066 / Hello Safari
066 / Hello Safari
After a short stay in Jaipur, Adam and I took of with the night train to Bikaner, a rather non-touristic place (the proof: we spend 2 hours trying to find an internet connection) on the edge of the Rajasthani desert. Via Pankaj, whome I met in Mumbai, we were hosted by Mr and Mrs B L Sharma. We had the address and the name of the people, but the address didn’t lit evocate much interest of the local people when we asked for instructions. However, when we mentioned the name Hari Babu, everybody became curious and overly friendly. We found out soon that the man is one of the well known people in town. The couple were the owners of, a.o., a movie theatre that offers place to more than a thousand people. Their house was a big, beautiful oasis of green and quietness in a city that felt a bit like the inside of a vacuum cleaner to me. Their food (and associated explanations) were true discoveries of the local cuisine, with the finest herbs and the best ingredients. Their devotion to letting us experience the best of what Rajasthan has to offer was limitless. A remarkable stay.
Adam, the New Zealand pilot who works in Papua (Indonesia) for the moment, has a funny habit of using unusual adjectives to comment things. He calls a dish beautiful, a beer nice,... all this to the occasional confusion of the local people who are less conceptual users of the English language. It’s interesting and fun to travel some days together. He also geared me up with seasoned action plans for my future stays in Bali and New Zealand. No problem.
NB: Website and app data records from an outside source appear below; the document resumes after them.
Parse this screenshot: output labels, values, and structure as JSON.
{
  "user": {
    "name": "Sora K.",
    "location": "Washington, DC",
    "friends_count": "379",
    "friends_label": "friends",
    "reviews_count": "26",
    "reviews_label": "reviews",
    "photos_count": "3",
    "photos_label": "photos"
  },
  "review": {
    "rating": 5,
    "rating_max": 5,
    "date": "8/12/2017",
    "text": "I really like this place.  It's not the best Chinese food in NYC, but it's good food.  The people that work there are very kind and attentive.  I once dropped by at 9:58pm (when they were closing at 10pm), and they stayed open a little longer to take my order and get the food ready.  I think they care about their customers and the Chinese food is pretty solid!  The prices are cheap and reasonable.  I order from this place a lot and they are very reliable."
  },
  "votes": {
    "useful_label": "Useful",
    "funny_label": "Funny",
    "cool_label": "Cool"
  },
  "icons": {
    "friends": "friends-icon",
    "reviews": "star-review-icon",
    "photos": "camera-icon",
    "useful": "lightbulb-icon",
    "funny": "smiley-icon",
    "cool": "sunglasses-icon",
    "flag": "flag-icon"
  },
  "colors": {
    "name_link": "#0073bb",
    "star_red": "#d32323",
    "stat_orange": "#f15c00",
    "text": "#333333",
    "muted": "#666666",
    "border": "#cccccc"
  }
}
The reason why we came to Bikaner, and the highlight of this stay was an overnight camel safari (technically, it dromedary safari, but that doesn’t ring very well…). We left around 4PM and by 4.11PM we realized that riding a camel is about a comfortable as driving a bicycle backwards without a saddle… A little pain, a lot of laughter. Around 5PM, the pain/laughter balance shifted dangerously to the pain side, but miraculously the sour butt feeling goes away when the huge evening sun start to kiss the horizon. Drenched a welcome silence (after some 10 days of bamboozling noise), this produces views that easily outclass the pictures. We arrived at our camping place. The sand was warm and inviting, and the thai hot and sweet. After playing with the children, trying to get the perfect sunset picture of Manman (my camel) and a long chat about “let’s call it man stuff”, we sent to sleep by 10PM. I woke up once because a dog had way to much affection for my cheek and once because a desert beetle passed my ear with so much noise it actually woke me. A wild peacock announced sunrise at 5.30AM. After a basic breakfast and once the dished done (with sand), we were ready to go, each of us with their own blisters and thoughts.